__Required action__
Keep images out and repeat all data exactly.
═══ Source material ═══
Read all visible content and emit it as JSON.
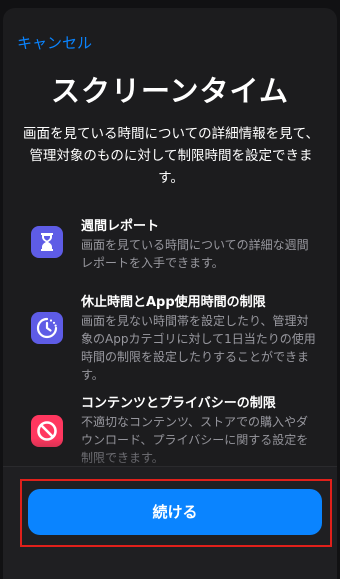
{
  "nav": {
    "cancel_label": "キャンセル"
  },
  "header": {
    "title": "スクリーンタイム",
    "intro": "画面を見ている時間についての詳細情報を見て、管理対象のものに対して制限時間を設定できます。"
  },
  "features": [
    {
      "icon": "hourglass-icon",
      "title": "週間レポート",
      "description": "画面を見ている時間についての詳細な週間レポートを入手できます。"
    },
    {
      "icon": "downtime-clock-icon",
      "title": "休止時間とApp使用時間の制限",
      "description": "画面を見ない時間帯を設定したり、管理対象のAppカテゴリに対して1日当たりの使用時間の制限を設定したりすることができます。"
    },
    {
      "icon": "restriction-icon",
      "title": "コンテンツとプライバシーの制限",
      "description": "不適切なコンテンツ、ストアでの購入やダウンロード、プライバシーに関する設定を制限できます。"
    }
  ],
  "footer": {
    "continue_label": "続ける"
  },
  "colors": {
    "accent": "#0a84ff",
    "icon_purple": "#5e5ce6",
    "icon_red": "#ff375f",
    "highlight_border": "#e0201b"
  }
}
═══
__Exercise output__
Read all visible content and emit it as JSON.
{
  "nav": {
    "cancel_label": "キャンセル"
  },
  "header": {
    "title": "スクリーンタイム",
    "intro": "画面を見ている時間についての詳細情報を見て、管理対象のものに対して制限時間を設定できます。"
  },
  "features": [
    {
      "icon": "hourglass-icon",
      "title": "週間レポート",
      "description": "画面を見ている時間についての詳細な週間レポートを入手できます。"
    },
    {
      "icon": "downtime-clock-icon",
      "title": "休止時間とApp使用時間の制限",
      "description": "画面を見ない時間帯を設定したり、管理対象のAppカテゴリに対して1日当たりの使用時間の制限を設定したりすることができます。"
    },
    {
      "icon": "restriction-icon",
      "title": "コンテンツとプライバシーの制限",
      "description": "不適切なコンテンツ、ストアでの購入やダウンロード、プライバシーに関する設定を制限できます。"
    }
  ],
  "footer": {
    "continue_label": "続ける"
  },
  "colors": {
    "accent": "#0a84ff",
    "icon_purple": "#5e5ce6",
    "icon_red": "#ff375f",
    "highlight_border": "#e0201b"
  }
}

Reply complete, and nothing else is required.